Suppose the functions \({p_0},{p_1}, \ldots ,{p_{n - 1}}\) are all continuous on the open interval \(I\) and further suppose that \({y_1}\left( t \right),{y_2}\left( t \right), \ldots {y_n}\left( t \right)\) are all solutions to \(\eqref{eq:eq4}\). If \(W\left( {{y_1},{y_2}, \ldots {y_n}} \right)\left( t \right) \ne 0\) for every \(t\) in \(I\) then \({y_1}\left( t \right),{y_2}\left( t \right), \ldots {y_n}\left( t \right)\) form a **Fundamental Set of Solutions** and the general solution to \(\eqref{eq:eq4}\) is,

Recall as well that if a set of solutions form a fundamental set of solutions then they will also be a set of linearly independent functions.

We’ll close this section off with a quick reminder of how we find solutions to the nonhomogeneous differential equation, \(\eqref{eq:eq2}\). We first need the \(n^{\text{th}}\) order version of a theorem we saw back in the 2^{nd} order material.

#### Theorem 3

Suppose that \({Y_1}\left( t \right)\) and \({Y_2}\left( t \right)\) are two solutions to \(\eqref{eq:eq2}\) and that \({y_1}\left( t \right),{y_2}\left( t \right), \ldots {y_n}\left( t \right)\) are a fundamental set of solutions to the homogeneous differential equation \(\eqref{eq:eq4}\) then,

\[{Y_1}\left( t \right) - {Y_2}\left( t \right)\]is a solution to \(\eqref{eq:eq4}\) and it can be written as

\[{Y_1}\left( t \right) - {Y_2}\left( t \right) = {c_1}{y_1}\left( t \right) + {c_2}{y_2}\left( t \right) + \cdots + {c_n}{y_n}\left( t \right)\]Now, just as we did with the 2^{nd} order material if we let \(Y\left( t \right)\) be the general solution to \(\eqref{eq:eq2}\) and if we let \({Y_P}\left( t \right)\) be any solution to \(\eqref{eq:eq2}\) then using the result of this theorem we see that we must have,

where, \({y_c}\left( t \right) = {c_1}{y_1}\left( t \right) + {c_2}{y_2}\left( t \right) + \cdots + {c_n}{y_n}\left( t \right)\) is called the **complementary solution** and \({Y_P}\left( t \right)\) is called a **particular solution**.

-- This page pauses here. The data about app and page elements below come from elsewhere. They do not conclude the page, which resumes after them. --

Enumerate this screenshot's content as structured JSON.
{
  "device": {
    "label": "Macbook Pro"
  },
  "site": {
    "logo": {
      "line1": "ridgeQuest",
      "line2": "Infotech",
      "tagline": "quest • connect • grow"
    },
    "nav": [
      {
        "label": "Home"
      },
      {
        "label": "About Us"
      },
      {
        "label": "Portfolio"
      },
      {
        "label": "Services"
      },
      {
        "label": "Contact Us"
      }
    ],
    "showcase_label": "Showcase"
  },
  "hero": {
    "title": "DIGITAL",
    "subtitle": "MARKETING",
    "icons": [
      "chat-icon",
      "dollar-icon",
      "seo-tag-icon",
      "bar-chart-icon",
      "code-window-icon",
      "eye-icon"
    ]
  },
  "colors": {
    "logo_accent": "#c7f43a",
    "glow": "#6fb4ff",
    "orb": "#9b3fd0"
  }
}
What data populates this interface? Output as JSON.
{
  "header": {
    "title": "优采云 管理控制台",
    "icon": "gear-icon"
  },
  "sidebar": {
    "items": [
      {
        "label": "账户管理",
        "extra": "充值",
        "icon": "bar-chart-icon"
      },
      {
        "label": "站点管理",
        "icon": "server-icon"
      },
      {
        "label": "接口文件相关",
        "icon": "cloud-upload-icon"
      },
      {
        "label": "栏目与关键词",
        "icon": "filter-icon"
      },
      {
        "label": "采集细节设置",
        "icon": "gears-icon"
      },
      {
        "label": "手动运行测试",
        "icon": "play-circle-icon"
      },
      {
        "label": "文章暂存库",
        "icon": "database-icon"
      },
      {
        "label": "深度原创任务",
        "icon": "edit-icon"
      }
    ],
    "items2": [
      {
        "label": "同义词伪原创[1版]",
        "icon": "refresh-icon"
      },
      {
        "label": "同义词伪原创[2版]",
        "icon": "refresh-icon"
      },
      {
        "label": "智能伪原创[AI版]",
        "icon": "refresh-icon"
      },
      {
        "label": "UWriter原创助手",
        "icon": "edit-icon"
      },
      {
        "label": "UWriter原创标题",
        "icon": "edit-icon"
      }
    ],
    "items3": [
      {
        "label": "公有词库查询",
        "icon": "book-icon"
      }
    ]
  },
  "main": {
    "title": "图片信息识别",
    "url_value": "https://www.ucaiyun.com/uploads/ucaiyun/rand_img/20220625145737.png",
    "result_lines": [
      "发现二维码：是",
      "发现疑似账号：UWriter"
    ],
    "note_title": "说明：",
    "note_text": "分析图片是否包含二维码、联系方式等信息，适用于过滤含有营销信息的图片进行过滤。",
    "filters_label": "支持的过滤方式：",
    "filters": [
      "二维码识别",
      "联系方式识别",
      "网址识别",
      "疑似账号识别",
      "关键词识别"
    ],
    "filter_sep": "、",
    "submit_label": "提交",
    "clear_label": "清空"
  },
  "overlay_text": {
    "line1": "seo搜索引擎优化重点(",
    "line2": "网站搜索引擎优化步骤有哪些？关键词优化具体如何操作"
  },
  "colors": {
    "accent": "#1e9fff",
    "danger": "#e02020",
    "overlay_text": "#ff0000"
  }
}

Over the course of the next couple of sections we’ll discuss the differences in finding the complementary and particular solutions for \(n^{\text{th}}\) order differential equations in relation to what we know about 2^{nd} order differential equations. We’ll see that, for the most part, the methods are the same. The amount of work involved however will often be significantly more.